Alternate Decision Structure (Chapter 17)

switch (<int expression>)
{                         // Begin the case block
   case <expression1>:  C statement or statements ending with break
   case <expression2>:      ditto
   . . .                   as many as are required
   default:           C statement or statements possibly ending with break
}                         // End the case block

The default is the equivalent of the bare else  statement in an if / else if structure, except that it can occur anywhere among the case statements and is not restricted to the end.

The above code is equivalent to the following if/else if/.../else structure

if (switch-expression == expression1)
{   first block of code, with NO break
else if (case-expression == expression2)
{   second block of code, with NO break
  .  .  .
{   block of code after default

Common use:  program segment involving a menu, with menu choice as integer, say from 1 to 7

Warning:  if the break is omitted, control passes into the next case block, referred to as falling through.  Sometimes you want this, but most of the time you don't..

Specimen code:  a menu of menus, breakfast, lunch, and dinner, with separate vegan menus.

The first is an if / else if / . . . implementation, the second is a careless conversion to a switch / case structure, and the third is a careful conversion to a switch / case structure
Menu_1.txt   Menu_1.c   Menu_1.exe
Menu_2.txt   Menu_2.c   Menu_2.exe
Menu_3.txt   Menu_3.c   Menu_3.exe

Homework Assignment 2

Modular Program Development / Top-down Design

In my implementation, homework assignment 1 ended up taking more than 150 lines of code for the int main(), but at that point we did not have access to user-defined functions.

The better way to develop is to use a top-down design:

Modular program development fits directly into that:  each subtask becomes a user-defined function.  That function should have a single job, and be small enough to be understood easily.  Typically no more than a page.  The function communicates with the calling function by means of the parameters passed and the single value returned.  In-class examples have already shown this behavior in forcing input of a number in a range (the low and high values passed as parameters), which is returned as the function value.

To aid in this development, the higher level functions can be sketch out by defining each job and then implementing a function with those parameters and value returned initially with a place-holder, a stub function.  In this form, the function simply returns a value that would be valid given its definition.

In homework assignment 1, we can identify these tasks:

char  inputYesNo();          // Get either Y or N, converting lower case
int   irange(int lo, int hi);// Integer range
// Tuition calculations, separated into resident and nonresident
float residentTuition(int grad, int n_credits);
float nonresidentTuition(int grad, int n_credits);

There are two instances in which we require a Yes/No answer and need to reject any other responses.  In addition, we return an upper-case character so that the calling routine can simply test for 'Y' and not have to check both 'Y' and 'y'.

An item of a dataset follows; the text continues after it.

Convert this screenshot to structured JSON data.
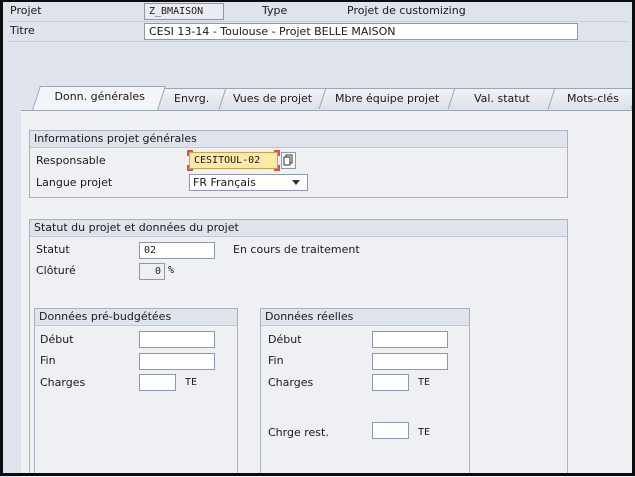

We also need to accept the number of credits, forcing it to be 25 or less.  It also does not make sense to have a negative number of credits, or even zero credits.  So we can do n_credits=irange(1,25);  By far, the messiest part of the problem is computing the current tuition based on the grad./undergrad. status and the number of credits, and it turned out convenient to generate two functions, one for residents and the other for nonresidents.  Each will have six different tuition rates defined as variables within the function.  Here are the stubbed-out functions, where each one is returning a dummy value that is consistent with its definition.

// Get a single character from keyboard.  Force
// either 'y', 'Y', 'n', or 'N'
char inputYesNo()
   // Stub function:  can't say "No"
   return 'Y';

// Accept from the keyboard a value within an integer range.
int irange(int lo, int hi)
   // Stub function:  return the average
   return (lo + hi) / 2;

/* Variable naming for the various rates:
 *   U/G for undergrad./grad.
 *   Re/NR for Resident/NonResident
 *   Lo for 0-9 credits, Mid for 10-18 credits, Hi for >18
float residentTuition(int grad, int n_credits)
   // Stub function:  $1.99
   return 1.99;

float nonresidentTuition(int grad, int n_credits)
   // Stub function:  $2.99
   return 2.99;

Given these definitions, it is possible to develop the main as code that does successfully compile and run.

Welcome to the Tuition Calculator Program

How many total credits are you taking?

Are you a WA resident (Y/N)?
Are you a graduate student (Y/N)?
What percentage increase?  -11.5
Enter a NON-NEGATIVE number, please.  11.5


A graduate resident taking 13 credits currently pays $1.99

With an increase in tuition of 11.5% per credit tuition goes up $0.23,
and a graduate resident taking 13 credits will pay $2.22

Here is the initial state in the top-down solution of the assignment.
functionStub.txt   functionStub.c   functionStub.exe

The main has dropped from around 130 lines to around 80 lines.  It could have gone down further if the logic for the output were isolated in a separate function, with all the necessary variables passed as parameters.  Just that part in my implementation takes about 30 lines.